The Vision #12 review

Virginia is making a confession. She can't live with keeping the truth behind the catastrophic events, the horrible happenstances that have hit her family and community, a secret any longer. She uploads her version of events for the Washington police and waits for her husband, the Vision, to arrive home. 
It's the end of the road for this twelve-issue maxi-series from writer Tom King, artist Gabriel Hernandez Walta, colourist Jordie Bellaire, letter Clayton Cowles and editors Charles Beacham and Wil Moss. I'm listing everyone together for once because although this book is very much King's vision - sorry - the execution, as King would be be the first to admit, took a village. A village of talented creatives taking the spark of King's imagination and fanning it into a very special flame. A flame of life, as four synthezoids - artificial humans - experienced some very real emotions. The Vision's experiment to create the perfect family after blanking out the feelings that had evolved in him over the years has well and truly failed. But in a magnificent way. King, Walta and co show us that while chaos may come knocking on the Vision family's suburban door, it's the human spirit that answers. 
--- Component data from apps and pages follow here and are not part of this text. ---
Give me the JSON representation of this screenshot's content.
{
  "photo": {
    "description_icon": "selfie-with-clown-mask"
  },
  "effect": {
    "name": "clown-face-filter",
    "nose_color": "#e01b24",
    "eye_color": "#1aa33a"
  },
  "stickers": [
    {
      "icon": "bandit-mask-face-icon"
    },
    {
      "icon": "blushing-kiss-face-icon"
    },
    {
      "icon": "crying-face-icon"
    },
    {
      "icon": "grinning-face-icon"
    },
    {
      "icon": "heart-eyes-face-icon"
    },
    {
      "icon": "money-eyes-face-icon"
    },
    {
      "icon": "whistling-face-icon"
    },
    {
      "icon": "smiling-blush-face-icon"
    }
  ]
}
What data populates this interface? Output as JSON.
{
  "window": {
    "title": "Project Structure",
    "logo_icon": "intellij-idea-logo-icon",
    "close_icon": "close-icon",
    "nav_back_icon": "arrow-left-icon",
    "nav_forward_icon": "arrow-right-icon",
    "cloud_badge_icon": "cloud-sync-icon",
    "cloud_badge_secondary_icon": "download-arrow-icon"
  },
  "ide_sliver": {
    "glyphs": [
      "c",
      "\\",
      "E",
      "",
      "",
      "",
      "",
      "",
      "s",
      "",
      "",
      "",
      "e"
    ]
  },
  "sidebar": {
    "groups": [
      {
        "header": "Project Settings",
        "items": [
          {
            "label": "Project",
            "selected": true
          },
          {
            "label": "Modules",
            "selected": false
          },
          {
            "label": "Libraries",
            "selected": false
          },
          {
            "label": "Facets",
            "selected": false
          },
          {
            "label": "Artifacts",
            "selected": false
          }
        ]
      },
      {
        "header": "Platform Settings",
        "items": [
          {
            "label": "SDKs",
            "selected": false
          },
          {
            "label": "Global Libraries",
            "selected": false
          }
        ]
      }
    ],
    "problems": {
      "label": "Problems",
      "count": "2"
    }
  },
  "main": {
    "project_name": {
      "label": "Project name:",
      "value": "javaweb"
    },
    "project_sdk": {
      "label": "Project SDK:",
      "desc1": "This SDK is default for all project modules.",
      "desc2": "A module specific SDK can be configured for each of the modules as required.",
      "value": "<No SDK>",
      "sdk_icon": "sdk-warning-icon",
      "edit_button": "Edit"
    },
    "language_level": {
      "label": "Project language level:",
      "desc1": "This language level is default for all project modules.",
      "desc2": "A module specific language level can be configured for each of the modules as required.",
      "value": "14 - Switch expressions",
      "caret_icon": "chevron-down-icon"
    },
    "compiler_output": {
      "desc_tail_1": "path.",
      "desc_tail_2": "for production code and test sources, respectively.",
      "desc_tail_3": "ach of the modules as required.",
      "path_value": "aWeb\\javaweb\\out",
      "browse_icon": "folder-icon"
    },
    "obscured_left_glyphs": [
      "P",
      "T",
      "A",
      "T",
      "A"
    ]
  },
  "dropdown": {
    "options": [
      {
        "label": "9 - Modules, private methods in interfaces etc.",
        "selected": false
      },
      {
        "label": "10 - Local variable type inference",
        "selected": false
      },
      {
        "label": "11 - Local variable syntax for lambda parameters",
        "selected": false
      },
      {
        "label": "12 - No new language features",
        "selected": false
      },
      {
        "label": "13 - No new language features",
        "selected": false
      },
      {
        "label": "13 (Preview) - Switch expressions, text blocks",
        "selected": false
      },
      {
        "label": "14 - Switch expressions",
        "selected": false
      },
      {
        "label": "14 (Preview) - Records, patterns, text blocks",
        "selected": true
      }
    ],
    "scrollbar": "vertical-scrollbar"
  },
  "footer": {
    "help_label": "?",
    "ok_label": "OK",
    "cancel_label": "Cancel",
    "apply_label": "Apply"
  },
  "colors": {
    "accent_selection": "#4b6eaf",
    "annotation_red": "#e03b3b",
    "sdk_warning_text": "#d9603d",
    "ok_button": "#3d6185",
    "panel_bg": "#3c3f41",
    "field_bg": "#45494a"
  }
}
King's words and Walta's images blend wonderfully to provoke reactions - pity, shock, melancholy and finally, wonder, wonder at the resilience of the characters and wonder that there are still new stories to be told in the superhero genre. 

So does this final issue, which kicks off with another gorgeous, ironic cover by Michael Del Mundo, seal the series with a bow, or a noose? That's for you to find out... it's my favourite Marvel series in a long while and who knows, it may be yours too.